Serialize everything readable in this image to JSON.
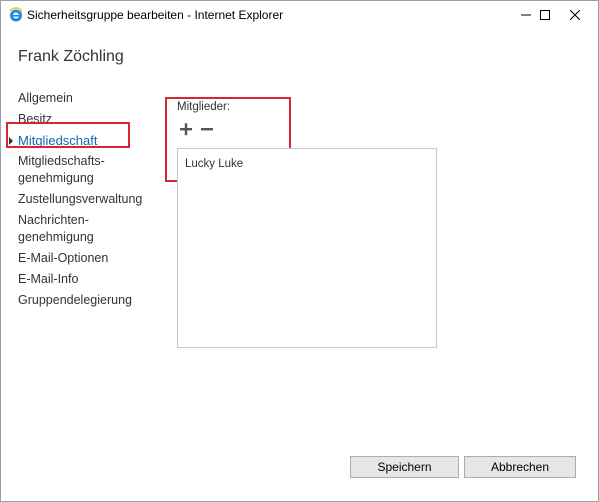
{
  "window": {
    "title": "Sicherheitsgruppe bearbeiten - Internet Explorer",
    "app_icon": "internet-explorer-icon",
    "controls": [
      "minimize-icon",
      "maximize-icon",
      "close-icon"
    ]
  },
  "page": {
    "title": "Frank Zöchling"
  },
  "nav": {
    "items": [
      {
        "label": "Allgemein"
      },
      {
        "label": "Besitz"
      },
      {
        "label": "Mitgliedschaft",
        "active": true
      },
      {
        "label": "Mitgliedschafts-genehmigung"
      },
      {
        "label": "Zustellungsverwaltung"
      },
      {
        "label": "Nachrichten-genehmigung"
      },
      {
        "label": "E-Mail-Optionen"
      },
      {
        "label": "E-Mail-Info"
      },
      {
        "label": "Gruppendelegierung"
      }
    ],
    "label_parts": {
      "mitgliedschafts_1": "Mitgliedschafts-",
      "mitgliedschafts_2": "genehmigung",
      "nachrichten_1": "Nachrichten-",
      "nachrichten_2": "genehmigung"
    }
  },
  "members": {
    "label": "Mitglieder:",
    "add_icon": "plus-icon",
    "remove_icon": "minus-icon",
    "items": [
      "Lucky Luke"
    ]
  },
  "buttons": {
    "save": "Speichern",
    "cancel": "Abbrechen"
  },
  "colors": {
    "active_link": "#1068b9",
    "highlight": "#d9262e",
    "ie_blue": "#1e8fe0",
    "ie_gold": "#f6b93b"
  }
}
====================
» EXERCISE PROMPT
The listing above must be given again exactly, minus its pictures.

» EXERCISE RESULT
Serialize everything readable in this image to JSON.
{
  "window": {
    "title": "Sicherheitsgruppe bearbeiten - Internet Explorer",
    "app_icon": "internet-explorer-icon",
    "controls": [
      "minimize-icon",
      "maximize-icon",
      "close-icon"
    ]
  },
  "page": {
    "title": "Frank Zöchling"
  },
  "nav": {
    "items": [
      {
        "label": "Allgemein"
      },
      {
        "label": "Besitz"
      },
      {
        "label": "Mitgliedschaft",
        "active": true
      },
      {
        "label": "Mitgliedschafts-genehmigung"
      },
      {
        "label": "Zustellungsverwaltung"
      },
      {
        "label": "Nachrichten-genehmigung"
      },
      {
        "label": "E-Mail-Optionen"
      },
      {
        "label": "E-Mail-Info"
      },
      {
        "label": "Gruppendelegierung"
      }
    ],
    "label_parts": {
      "mitgliedschafts_1": "Mitgliedschafts-",
      "mitgliedschafts_2": "genehmigung",
      "nachrichten_1": "Nachrichten-",
      "nachrichten_2": "genehmigung"
    }
  },
  "members": {
    "label": "Mitglieder:",
    "add_icon": "plus-icon",
    "remove_icon": "minus-icon",
    "items": [
      "Lucky Luke"
    ]
  },
  "buttons": {
    "save": "Speichern",
    "cancel": "Abbrechen"
  },
  "colors": {
    "active_link": "#1068b9",
    "highlight": "#d9262e",
    "ie_blue": "#1e8fe0",
    "ie_gold": "#f6b93b"
  }
}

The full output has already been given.